In the US, the functions are performed by the same person. A person licensed as a lawyer in the 50 may represent people in court, as well as advise them as to other legal matters. The term "barrister" is not used.

Re: pollicitation #161789
08/29/06 10:46 PM
08/29/06 10:46 PM
Joined: Aug 2002
Posts: 2,154
British Columbia, Canada
Z
Zed Offline
Pooh-Bah
Zed  Offline
Pooh-Bah
Z
Joined: Aug 2002
Posts: 2,154
British Columbia, Canada
We're missing one. Oh yes,
"Wall, ffilbert and Brazil, Barristers and Solicitors"
Do solicitors go to court or just do the wills, property etc? Agatha's novels never spelt it out.

Re: pollicitation #161790
08/30/06 04:33 AM
08/30/06 04:33 AM
Joined: Apr 2000
Posts: 3,065
Jakarta
B
Bingley Offline
Carpal Tunnel
Bingley  Offline
Carpal Tunnel
B
Joined: Apr 2000
Posts: 3,065
Jakarta
It used to be the case that solicitors just did wills, property and give general advice, but I believe the situation has changeed since Agatha shuffled off this mortal coil and solicitors can now appear in the lower courts.

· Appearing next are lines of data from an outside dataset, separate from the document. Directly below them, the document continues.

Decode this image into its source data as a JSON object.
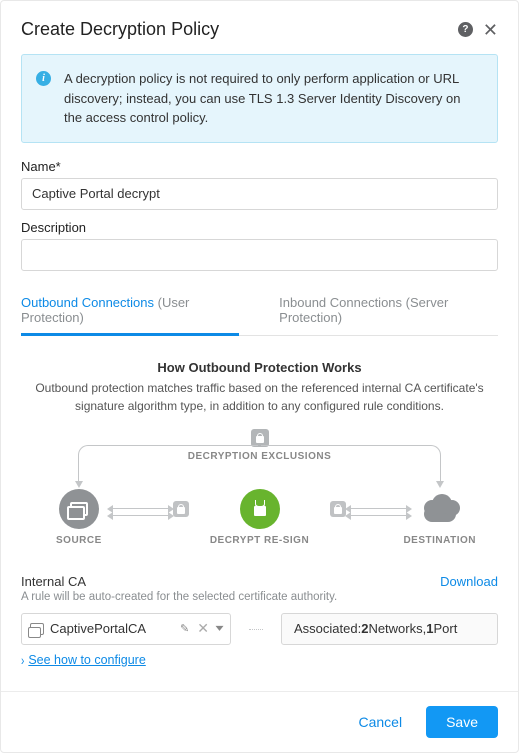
{
  "header": {
    "title": "Create Decryption Policy"
  },
  "info": {
    "text": "A decryption policy is not required to only perform application or URL discovery; instead, you can use TLS 1.3 Server Identity Discovery on the access control policy."
  },
  "name": {
    "label": "Name*",
    "value": "Captive Portal decrypt"
  },
  "description": {
    "label": "Description",
    "value": ""
  },
  "tabs": {
    "outbound": {
      "label": "Outbound Connections",
      "hint": "(User Protection)"
    },
    "inbound": {
      "label": "Inbound Connections",
      "hint": "(Server Protection)"
    }
  },
  "diagram": {
    "title": "How Outbound Protection Works",
    "subtitle": "Outbound protection matches traffic based on the referenced internal CA certificate's signature algorithm type, in addition to any configured rule conditions.",
    "exclusions": "DECRYPTION EXCLUSIONS",
    "source": "SOURCE",
    "mid": "DECRYPT RE-SIGN",
    "destination": "DESTINATION"
  },
  "ca": {
    "label": "Internal CA",
    "hint": "A rule will be auto-created for the selected certificate authority.",
    "download": "Download",
    "value": "CaptivePortalCA",
    "assoc_prefix": "Associated: ",
    "assoc_net_count": "2",
    "assoc_net_label": " Networks, ",
    "assoc_port_count": "1",
    "assoc_port_label": " Port",
    "howto": "See how to configure"
  },
  "footer": {
    "cancel": "Cancel",
    "save": "Save"
  }
}
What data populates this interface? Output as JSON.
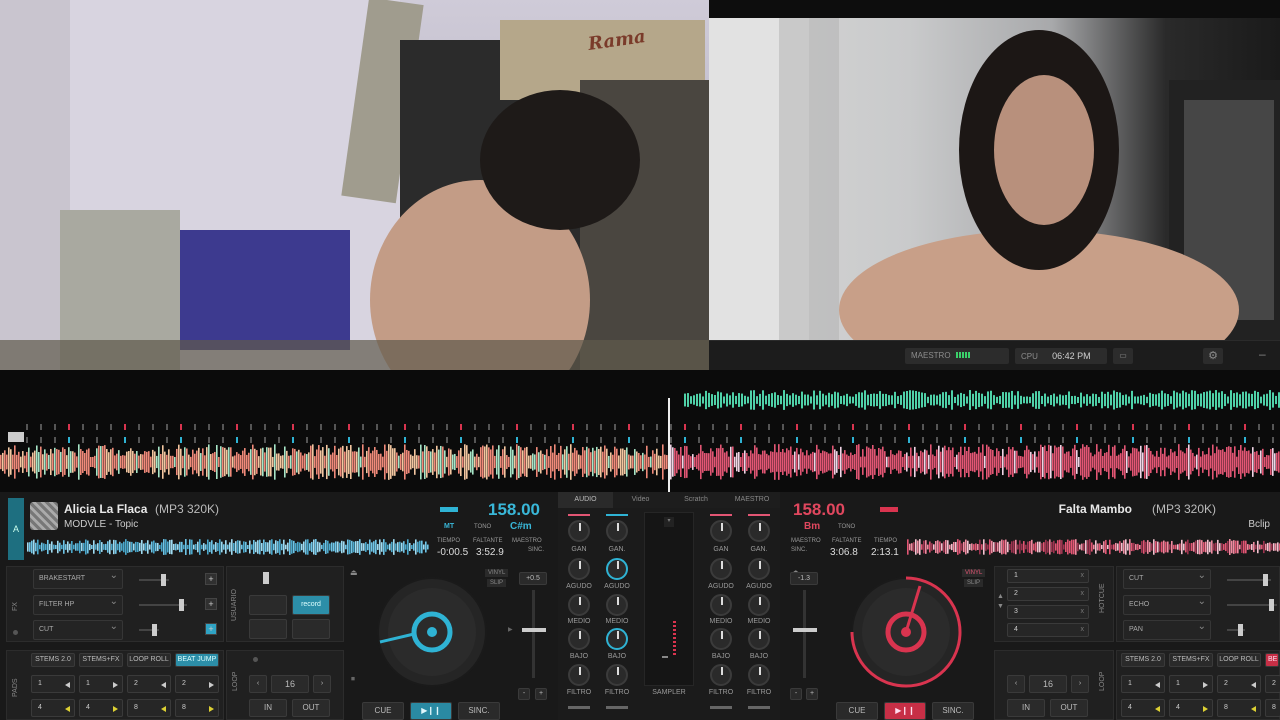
{
  "cam_overlay": {
    "box_brand": "Rama"
  },
  "topbar": {
    "master_label": "MAESTRO",
    "cpu_label": "CPU",
    "clock": "06:42 PM"
  },
  "mixer_tabs": [
    "AUDIO",
    "Video",
    "Scratch",
    "MAESTRO"
  ],
  "deck_a": {
    "letter": "A",
    "title": "Alicia La Flaca",
    "format": "(MP3 320K)",
    "artist": "MODVLE - Topic",
    "bpm": "158.00",
    "mt": "MT",
    "tono_label": "TONO",
    "key": "C#m",
    "tiempo_label": "TIEMPO",
    "faltante_label": "FALTANTE",
    "maestro_label": "MAESTRO",
    "sinc_label": "SINC.",
    "tiempo": "-0:00.5",
    "faltante": "3:52.9",
    "fx": [
      "BRAKESTART",
      "FILTER HP",
      "CUT"
    ],
    "fx_side": "FX",
    "usuario_label": "USUARIO",
    "record_label": "record",
    "vinyl": "VINYL",
    "slip": "SLIP",
    "pitch": "+0.5",
    "pads_label": "PADS",
    "pad_modes": [
      "STEMS 2.0",
      "STEMS+FX",
      "LOOP ROLL",
      "BEAT JUMP"
    ],
    "pads": [
      "1",
      "1",
      "2",
      "2",
      "4",
      "4",
      "8",
      "8"
    ],
    "loop_label": "LOOP",
    "loop_size": "16",
    "in_label": "IN",
    "out_label": "OUT",
    "cue": "CUE",
    "play": "▶❙❙",
    "sync": "SINC."
  },
  "deck_b": {
    "title": "Falta Mambo",
    "format": "(MP3 320K)",
    "artist": "Bclip",
    "bpm": "158.00",
    "key": "Bm",
    "tono_label": "TONO",
    "maestro_label": "MAESTRO",
    "sinc_label": "SINC.",
    "faltante_label": "FALTANTE",
    "tiempo_label": "TIEMPO",
    "faltante": "3:06.8",
    "tiempo": "2:13.1",
    "pitch": "-1.3",
    "vinyl": "VINYL",
    "slip": "SLIP",
    "hotcue_label": "HOTCUE",
    "hotcues": [
      "1",
      "2",
      "3",
      "4"
    ],
    "fx": [
      "CUT",
      "ECHO",
      "PAN"
    ],
    "pad_modes": [
      "STEMS 2.0",
      "STEMS+FX",
      "LOOP ROLL",
      "BE"
    ],
    "pads": [
      "1",
      "1",
      "2",
      "2",
      "4",
      "4",
      "8",
      "8"
    ],
    "loop_label": "LOOP",
    "loop_size": "16",
    "in_label": "IN",
    "out_label": "OUT",
    "cue": "CUE",
    "play": "▶❙❙",
    "sync": "SINC."
  },
  "mixer": {
    "gan": "GAN",
    "gan2": "GAN.",
    "agudo": "AGUDO",
    "medio": "MEDIO",
    "bajo": "BAJO",
    "filtro": "FILTRO",
    "sampler": "SAMPLER"
  },
  "colors": {
    "accent_a": "#2fb3d4",
    "accent_b": "#d9344f",
    "wave_top": "#4fd1a8",
    "wave_a": "#f08a7a",
    "wave_b": "#e35674"
  },
  "icons": [
    "folder-icon",
    "settings-gear-icon",
    "minimize-icon",
    "eject-icon"
  ]
}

Bingley
Re: pollicitation #161791
10/19/06 11:05 PM
10/19/06 11:05 PM
Joined: Sep 2000
Posts: 2,788
Seattle, Washington, USA
Father Steve Offline
Carpal Tunnel
Father Steve  Offline
Carpal Tunnel
Joined: Sep 2000
Posts: 2,788
Seattle, Washington, USA
One used to say that one could distinguish a barrister from a solicitor by their location: barristers were in court and solicitors were in the office. This might be an antique distinction.


Moderated by  Jackie 

Forum Statistics
Forums16
Topics13,883
Posts224,841
Members9,056
Most Online3,341
Dec 9th, 2011
Newest Members
Nikki1221, Veezkneez, LOC, Luna, wordie
9056 Registered Users
Who's Online Now
0 registered members (), 166 guests, and 3 spiders.
Key: Admin, Global Mod, Mod
Top Posters(30 Days)
LOC 1
Top Posters(All Time)
wwh 13,858
Faldage 13,803
Jackie 11,613
tsuwm 10,538
LukeJavan8 9,159
AnnaStrophic 6,511
Wordwind 6,296
of troy 5,400
Disclaimer: Wordsmith.org is not responsible for views expressed on this site. Use of this forum is at your own risk and liability - you agree to hold Wordsmith.org and its associates harmless as a condition of using it.

Home | Today's Word | Yesterday's Word | Subscribe | FAQ | Archives | Search | Feedback
Wordsmith Talk | Wordsmith Chat

© 1994-2018 Wordsmith

Powered by UBB.threads™ PHP Forum Software 7.6.1.1
(Release build 20180111)
Page Time: 0.017s Queries: 13 (0.003s) Memory: 3.1130 MB (Peak: 3.2687 MB) Zlib disabled. Server Time: 2018-06-24 07:22:22 UTC